What are the census indexes on Ancestry?
Census indexes do not include the complete census data, but they provide sufficient information to locate the individual in the original record. In this way they can save considerable research time. Most census indexes include the name of the head of the household, the location where they were living during the census year, and the page where their entry can be found on the original census records.
When viewing an individual record in a census index, you may notice that each record has an ID number included at the end of it. This number is used by Ancestry to identify each individual and to allow our programmers to correct errors quickly. This number has no genealogical value and will not refer you to additional records. The page number listed in a census index is simply the page number from the National Archives for the original census page where that individual can be found. To find more about the individual, you will want to look them up in original census records. Many libraries and family history centers have them available on microfilm and we have them available in our special Census Images Online feature. The page number will allow you to find the individual much more quickly in the images.
What do I do if I find an error in the census?
If you find an error in a census entry, or you have comments and suggestions to make, click the Comments and Corrections link on an individual's census page. Then, you can add alternate names, make comments, or report errors.
Why are there very few 1890 U.S. census images online?
Most of the original 1890 U.S. population schedules were destroyed in a fire at
the Commerce Department in 1921. Less than 1% of the schedules—census records
] enumerating only 6,160 individuals-survived.
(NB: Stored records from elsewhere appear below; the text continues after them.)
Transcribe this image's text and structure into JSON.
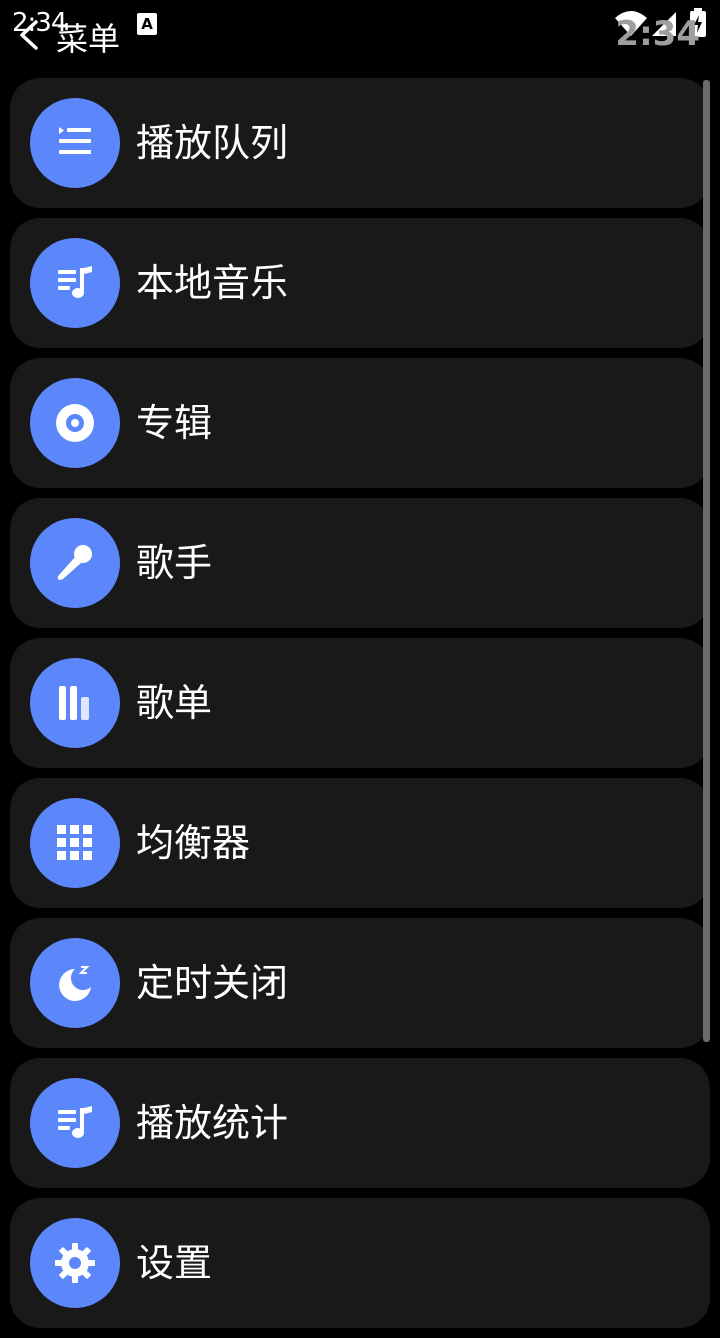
{
  "status_bar": {
    "time": "2:34",
    "clock_overlay": "2:34"
  },
  "header": {
    "title": "菜单"
  },
  "menu": {
    "items": [
      {
        "label": "播放队列",
        "icon": "queue-list-icon"
      },
      {
        "label": "本地音乐",
        "icon": "music-library-icon"
      },
      {
        "label": "专辑",
        "icon": "album-disc-icon"
      },
      {
        "label": "歌手",
        "icon": "microphone-icon"
      },
      {
        "label": "歌单",
        "icon": "playlist-bars-icon"
      },
      {
        "label": "均衡器",
        "icon": "equalizer-grid-icon"
      },
      {
        "label": "定时关闭",
        "icon": "sleep-moon-icon"
      },
      {
        "label": "播放统计",
        "icon": "play-stats-icon"
      },
      {
        "label": "设置",
        "icon": "gear-icon"
      }
    ]
  },
  "colors": {
    "accent": "#5b87fb",
    "item_background": "#191919",
    "background": "#000000",
    "text": "#ffffff"
  }
}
Unfortunately, no complete schedules
for a state, county, or community survived. All remaining 1890 population schedule
records are included in our 1890 census images online postings.
When viewing our census extraction form for 1890, you will notice that it is for
the 1890 Veterans schedule. This is because this schedule is much more heavily used
for 1890 due to the loss of the majority of the population schedules for that year.
What is the 1890 U.S. Census Substitute database?
The 1890 U.S. Census Substitute is a collection of replacement data for the 1890 census information that was destroyed in a fire at the Commerce Building in Washington D.C. With the aid of the National Archives and the Allen County Library, this database is the first definitive online substitute for the missing 1890 census. It includes fragments of the original 1890 census that survived the fire, special veterans schedules, several Native American tribe censuses for years surrounding 1890, state censuses (1885 or 1895), city and county directories, alumni directories, and voter registration documents.
Why do some names in the census indexes have an asterisk (*) next to them?
Entries for which the indexer was unsure of the actual spelling are marked with one or more asterisks. Researchers finding asterisked entries should make sure they verify the index entry against the census schedules themselves.
For Further Reading
For more information on using censuses in your family history research, see
Census Schedules by Donn Devine, CG, CGI